- [DATA FOR THE TASK]
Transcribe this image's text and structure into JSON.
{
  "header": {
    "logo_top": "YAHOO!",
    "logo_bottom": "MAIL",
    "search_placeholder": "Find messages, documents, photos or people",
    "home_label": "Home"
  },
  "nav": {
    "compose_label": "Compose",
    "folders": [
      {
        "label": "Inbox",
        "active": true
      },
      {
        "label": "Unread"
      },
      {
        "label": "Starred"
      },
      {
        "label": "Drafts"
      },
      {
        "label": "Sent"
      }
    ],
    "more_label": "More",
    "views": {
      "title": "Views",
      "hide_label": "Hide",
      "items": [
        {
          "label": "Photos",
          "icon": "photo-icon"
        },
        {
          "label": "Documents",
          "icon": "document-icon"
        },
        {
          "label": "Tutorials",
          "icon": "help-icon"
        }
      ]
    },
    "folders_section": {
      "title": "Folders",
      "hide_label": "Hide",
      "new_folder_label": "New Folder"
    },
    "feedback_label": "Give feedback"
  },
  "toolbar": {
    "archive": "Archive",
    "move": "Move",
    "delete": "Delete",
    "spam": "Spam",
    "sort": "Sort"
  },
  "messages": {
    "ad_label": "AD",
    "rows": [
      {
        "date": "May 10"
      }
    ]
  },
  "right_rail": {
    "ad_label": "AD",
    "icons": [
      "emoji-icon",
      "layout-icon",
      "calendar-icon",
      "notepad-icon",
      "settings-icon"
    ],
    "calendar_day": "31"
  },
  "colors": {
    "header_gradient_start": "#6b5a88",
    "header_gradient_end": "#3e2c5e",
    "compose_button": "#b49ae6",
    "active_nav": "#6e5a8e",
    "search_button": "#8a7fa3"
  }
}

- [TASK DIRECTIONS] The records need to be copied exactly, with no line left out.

- [OUTPUT BELOW]
Transcribe this image's text and structure into JSON.
{
  "header": {
    "logo_top": "YAHOO!",
    "logo_bottom": "MAIL",
    "search_placeholder": "Find messages, documents, photos or people",
    "home_label": "Home"
  },
  "nav": {
    "compose_label": "Compose",
    "folders": [
      {
        "label": "Inbox",
        "active": true
      },
      {
        "label": "Unread"
      },
      {
        "label": "Starred"
      },
      {
        "label": "Drafts"
      },
      {
        "label": "Sent"
      }
    ],
    "more_label": "More",
    "views": {
      "title": "Views",
      "hide_label": "Hide",
      "items": [
        {
          "label": "Photos",
          "icon": "photo-icon"
        },
        {
          "label": "Documents",
          "icon": "document-icon"
        },
        {
          "label": "Tutorials",
          "icon": "help-icon"
        }
      ]
    },
    "folders_section": {
      "title": "Folders",
      "hide_label": "Hide",
      "new_folder_label": "New Folder"
    },
    "feedback_label": "Give feedback"
  },
  "toolbar": {
    "archive": "Archive",
    "move": "Move",
    "delete": "Delete",
    "spam": "Spam",
    "sort": "Sort"
  },
  "messages": {
    "ad_label": "AD",
    "rows": [
      {
        "date": "May 10"
      }
    ]
  },
  "right_rail": {
    "ad_label": "AD",
    "icons": [
      "emoji-icon",
      "layout-icon",
      "calendar-icon",
      "notepad-icon",
      "settings-icon"
    ],
    "calendar_day": "31"
  },
  "colors": {
    "header_gradient_start": "#6b5a88",
    "header_gradient_end": "#3e2c5e",
    "compose_button": "#b49ae6",
    "active_nav": "#6e5a8e",
    "search_button": "#8a7fa3"
  }
}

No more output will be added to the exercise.